The benefits to be gained from installing new CADCAM software can be considerable. An old system may be inefficient and slow and programming on the machine control may be leading to excessive non-productive time. A system which is complex to operate forces companies to rely on one person, reducing flexibility and leaving them vulnerable to any absences. The majority of parts to be manufactured are now designed in CAD, so the ability to interpret and manipulate data from numerous different sources is important, allowing companies to work with many more customers without any CAD Translation problems. Toolpath quality has a significant impact on cycle time, tool life, and the finish on the completed part. Picking a system which is efficient and reliable pays dividends.
These are just some of the drivers for investment in CAD/CAM software. Other factors to consider are the nature of the parts to be machined. Are they 2D, 3D or do they require 5-axis CNC machining? What machinery needs to be programmed? Is it high-speed, multi-axis, positioning or continuous 5-axis? What type of metals are being cut? What skills are available? Is someone already skilled in CNC programming? Is shop floor programming anticipated?

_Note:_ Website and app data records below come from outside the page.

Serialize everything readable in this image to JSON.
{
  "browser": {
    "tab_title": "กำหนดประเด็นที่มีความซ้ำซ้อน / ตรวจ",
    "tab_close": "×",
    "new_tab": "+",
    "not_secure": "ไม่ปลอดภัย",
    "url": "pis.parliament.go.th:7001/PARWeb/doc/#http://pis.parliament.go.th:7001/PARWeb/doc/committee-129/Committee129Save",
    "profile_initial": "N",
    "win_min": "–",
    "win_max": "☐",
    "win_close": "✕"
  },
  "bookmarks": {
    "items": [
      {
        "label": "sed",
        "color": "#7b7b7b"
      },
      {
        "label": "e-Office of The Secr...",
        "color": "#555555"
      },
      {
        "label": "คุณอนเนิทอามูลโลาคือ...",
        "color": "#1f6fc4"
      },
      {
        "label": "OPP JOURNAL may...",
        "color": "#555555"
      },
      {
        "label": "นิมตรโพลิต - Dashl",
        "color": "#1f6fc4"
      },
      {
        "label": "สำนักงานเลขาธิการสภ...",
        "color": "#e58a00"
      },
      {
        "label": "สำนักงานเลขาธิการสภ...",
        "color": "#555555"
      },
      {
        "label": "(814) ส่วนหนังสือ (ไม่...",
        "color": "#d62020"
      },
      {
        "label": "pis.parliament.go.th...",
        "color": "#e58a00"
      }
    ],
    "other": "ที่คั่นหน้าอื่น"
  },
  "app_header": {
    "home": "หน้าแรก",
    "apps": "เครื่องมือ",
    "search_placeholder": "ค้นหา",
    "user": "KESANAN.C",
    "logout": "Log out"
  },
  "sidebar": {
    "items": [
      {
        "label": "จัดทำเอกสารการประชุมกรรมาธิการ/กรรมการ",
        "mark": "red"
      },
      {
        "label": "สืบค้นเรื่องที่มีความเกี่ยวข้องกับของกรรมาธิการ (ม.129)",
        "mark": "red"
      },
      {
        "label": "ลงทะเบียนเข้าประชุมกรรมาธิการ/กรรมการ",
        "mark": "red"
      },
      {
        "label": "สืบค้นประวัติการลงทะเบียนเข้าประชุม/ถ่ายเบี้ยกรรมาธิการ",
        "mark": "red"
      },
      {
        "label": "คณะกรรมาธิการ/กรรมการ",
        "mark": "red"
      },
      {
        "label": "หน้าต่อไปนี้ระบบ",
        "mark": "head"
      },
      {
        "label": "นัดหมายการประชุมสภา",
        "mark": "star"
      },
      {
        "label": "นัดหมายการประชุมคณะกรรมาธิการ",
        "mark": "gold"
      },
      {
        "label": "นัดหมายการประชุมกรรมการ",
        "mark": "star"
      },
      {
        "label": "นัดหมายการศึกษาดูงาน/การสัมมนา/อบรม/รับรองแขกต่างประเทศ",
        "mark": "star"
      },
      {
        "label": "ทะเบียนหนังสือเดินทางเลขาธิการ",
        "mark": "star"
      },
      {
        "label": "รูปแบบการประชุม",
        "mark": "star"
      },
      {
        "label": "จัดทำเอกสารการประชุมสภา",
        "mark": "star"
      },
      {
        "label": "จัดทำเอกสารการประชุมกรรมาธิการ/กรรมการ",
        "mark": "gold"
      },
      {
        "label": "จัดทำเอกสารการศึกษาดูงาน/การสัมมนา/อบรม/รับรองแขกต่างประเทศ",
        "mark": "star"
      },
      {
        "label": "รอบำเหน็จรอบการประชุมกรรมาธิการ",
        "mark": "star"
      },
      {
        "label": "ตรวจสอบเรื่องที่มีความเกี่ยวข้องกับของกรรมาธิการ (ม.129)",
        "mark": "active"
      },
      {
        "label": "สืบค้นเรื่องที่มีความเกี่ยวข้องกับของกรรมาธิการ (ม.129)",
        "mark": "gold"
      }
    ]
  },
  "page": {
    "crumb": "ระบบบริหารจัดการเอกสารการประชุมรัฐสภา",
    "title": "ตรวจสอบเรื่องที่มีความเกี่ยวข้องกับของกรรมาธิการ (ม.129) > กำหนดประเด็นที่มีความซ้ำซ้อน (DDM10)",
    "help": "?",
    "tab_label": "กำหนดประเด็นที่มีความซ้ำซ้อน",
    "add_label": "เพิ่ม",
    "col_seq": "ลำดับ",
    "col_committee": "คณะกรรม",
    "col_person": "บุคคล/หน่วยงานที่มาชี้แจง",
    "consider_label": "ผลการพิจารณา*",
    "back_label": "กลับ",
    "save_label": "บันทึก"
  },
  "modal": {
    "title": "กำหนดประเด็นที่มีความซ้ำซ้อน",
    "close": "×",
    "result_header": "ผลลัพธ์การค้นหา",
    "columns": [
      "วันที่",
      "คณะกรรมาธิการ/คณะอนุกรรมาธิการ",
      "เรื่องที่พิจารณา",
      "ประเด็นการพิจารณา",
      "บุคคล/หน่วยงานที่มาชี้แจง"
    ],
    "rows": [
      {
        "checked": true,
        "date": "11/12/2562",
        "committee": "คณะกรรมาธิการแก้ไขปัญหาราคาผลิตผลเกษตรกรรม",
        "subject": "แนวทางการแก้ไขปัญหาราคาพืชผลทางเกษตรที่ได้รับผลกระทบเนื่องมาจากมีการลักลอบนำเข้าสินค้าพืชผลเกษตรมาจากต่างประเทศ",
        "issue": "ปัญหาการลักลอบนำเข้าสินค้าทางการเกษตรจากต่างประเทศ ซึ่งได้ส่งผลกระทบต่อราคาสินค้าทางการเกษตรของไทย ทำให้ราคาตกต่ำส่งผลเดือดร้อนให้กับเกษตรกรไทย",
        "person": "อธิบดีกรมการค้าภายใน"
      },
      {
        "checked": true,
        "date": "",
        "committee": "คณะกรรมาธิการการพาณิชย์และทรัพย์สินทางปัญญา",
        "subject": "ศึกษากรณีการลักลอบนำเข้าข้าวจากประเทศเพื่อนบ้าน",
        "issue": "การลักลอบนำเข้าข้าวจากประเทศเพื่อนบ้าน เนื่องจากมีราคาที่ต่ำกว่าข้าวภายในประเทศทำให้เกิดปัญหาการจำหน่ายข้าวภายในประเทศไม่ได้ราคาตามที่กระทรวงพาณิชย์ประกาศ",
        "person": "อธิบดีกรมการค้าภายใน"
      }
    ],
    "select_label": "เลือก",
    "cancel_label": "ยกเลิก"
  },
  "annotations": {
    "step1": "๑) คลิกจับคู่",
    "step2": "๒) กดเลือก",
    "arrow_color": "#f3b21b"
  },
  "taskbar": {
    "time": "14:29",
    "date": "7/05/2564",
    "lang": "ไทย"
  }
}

When shortlisting systems for consideration, the capabilities of the supplier play a key role. Local technical support is important, as is taking full advantage of training. Short cuts here can have a serious impact on efficiency. Problems with a CNC program directly affect production, stopping machines and causing damage. Conversely, smooth running CAD/CAM software will speed up deliveries, shorten cycle times and greatly boost productivity. Good suppliers will have the capacity to provide the necessary levels of service and will have a continuous development program geared to keeping customers at the forefront of technology.
Visiting existing customers with similar applications will help companies to form an opinion on the CAM supplier’s performance. Questions to ask include:
* How long do programs take to prepare?
* Is any G code editing required?
* What CAD files are imported?
* Have cycle times been reduced?
* Has the quality of the finished part improved?
* Is the support good?
Testing the performance of CAD/CAM software on your components is an essential part of the evaluation process. Here you can check for CAD compatibility, verifying that the design has been imported accurately into the CAM system, that it can be manipulated, and any repairs to the design carried out, ready for machining.